_EXERCISE DETAILS_
Pick out each line of the records that includes the string "label", and copy it.
......
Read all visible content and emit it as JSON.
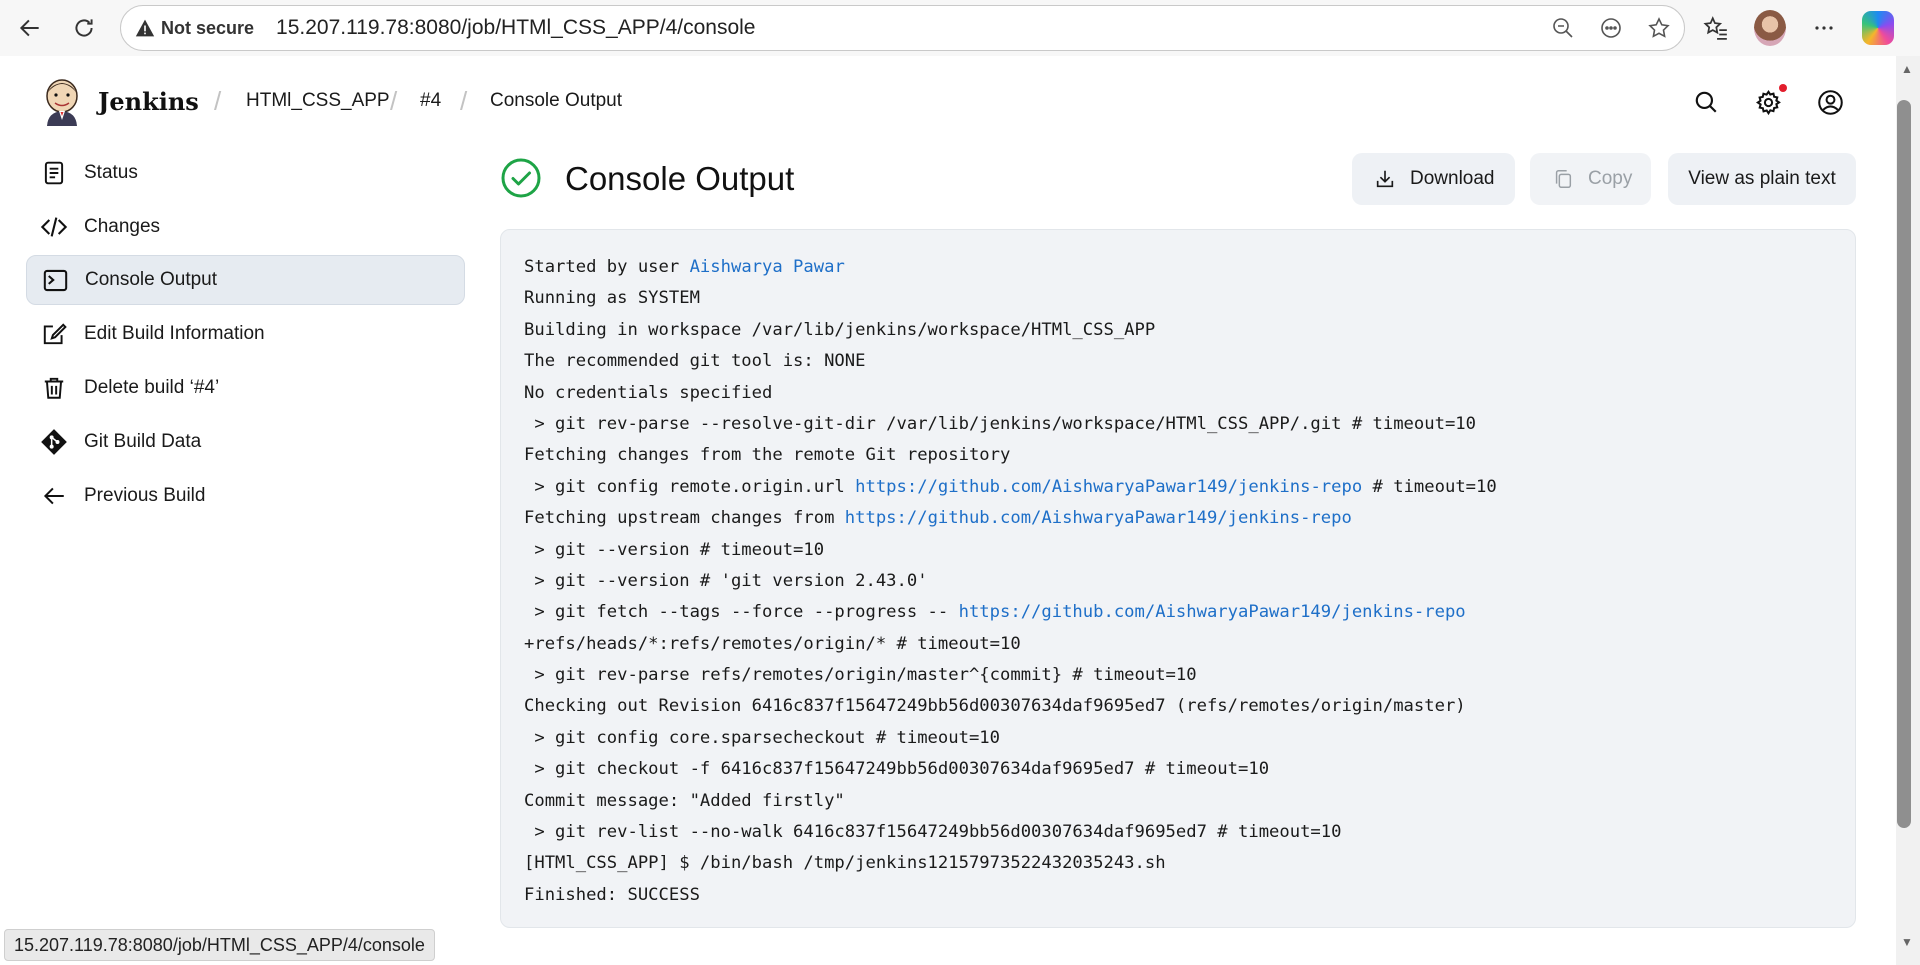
{
  "browser": {
    "not_secure": "Not secure",
    "url": "15.207.119.78:8080/job/HTMl_CSS_APP/4/console"
  },
  "header": {
    "brand": "Jenkins",
    "breadcrumbs": [
      "HTMl_CSS_APP",
      "#4",
      "Console Output"
    ]
  },
  "sidebar": {
    "items": [
      {
        "label": "Status",
        "icon": "document-icon"
      },
      {
        "label": "Changes",
        "icon": "code-icon"
      },
      {
        "label": "Console Output",
        "icon": "terminal-icon",
        "active": true
      },
      {
        "label": "Edit Build Information",
        "icon": "edit-icon"
      },
      {
        "label": "Delete build ‘#4’",
        "icon": "trash-icon"
      },
      {
        "label": "Git Build Data",
        "icon": "git-icon"
      },
      {
        "label": "Previous Build",
        "icon": "arrow-left-icon"
      }
    ]
  },
  "main": {
    "title": "Console Output",
    "buttons": {
      "download": "Download",
      "copy": "Copy",
      "plain_text": "View as plain text"
    }
  },
  "console": {
    "line1_prefix": "Started by user ",
    "line1_user": "Aishwarya Pawar",
    "line2": "Running as SYSTEM",
    "line3": "Building in workspace /var/lib/jenkins/workspace/HTMl_CSS_APP",
    "line4": "The recommended git tool is: NONE",
    "line5": "No credentials specified",
    "line6": " > git rev-parse --resolve-git-dir /var/lib/jenkins/workspace/HTMl_CSS_APP/.git # timeout=10",
    "line7": "Fetching changes from the remote Git repository",
    "line8_prefix": " > git config remote.origin.url ",
    "line8_link": "https://github.com/AishwaryaPawar149/jenkins-repo",
    "line8_suffix": " # timeout=10",
    "line9_prefix": "Fetching upstream changes from ",
    "line9_link": "https://github.com/AishwaryaPawar149/jenkins-repo",
    "line10": " > git --version # timeout=10",
    "line11": " > git --version # 'git version 2.43.0'",
    "line12_prefix": " > git fetch --tags --force --progress -- ",
    "line12_link": "https://github.com/AishwaryaPawar149/jenkins-repo",
    "line13": "+refs/heads/*:refs/remotes/origin/* # timeout=10",
    "line14": " > git rev-parse refs/remotes/origin/master^{commit} # timeout=10",
    "line15": "Checking out Revision 6416c837f15647249bb56d00307634daf9695ed7 (refs/remotes/origin/master)",
    "line16": " > git config core.sparsecheckout # timeout=10",
    "line17": " > git checkout -f 6416c837f15647249bb56d00307634daf9695ed7 # timeout=10",
    "line18": "Commit message: \"Added firstly\"",
    "line19": " > git rev-list --no-walk 6416c837f15647249bb56d00307634daf9695ed7 # timeout=10",
    "line20": "[HTMl_CSS_APP] $ /bin/bash /tmp/jenkins12157973522432035243.sh",
    "line21": "Finished: SUCCESS"
  },
  "status_bar": "15.207.119.78:8080/job/HTMl_CSS_APP/4/console",
  "colors": {
    "success": "#1ea446",
    "link": "#1e6fc8",
    "notification": "#e21d2c"
  }
}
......
_REPLY TO THE EXERCISE_
        "label": "Status",
        "label": "Changes",
        "label": "Console Output",
        "label": "Edit Build Information",
        "label": "Delete build ‘#4’",
        "label": "Git Build Data",
        "label": "Previous Build",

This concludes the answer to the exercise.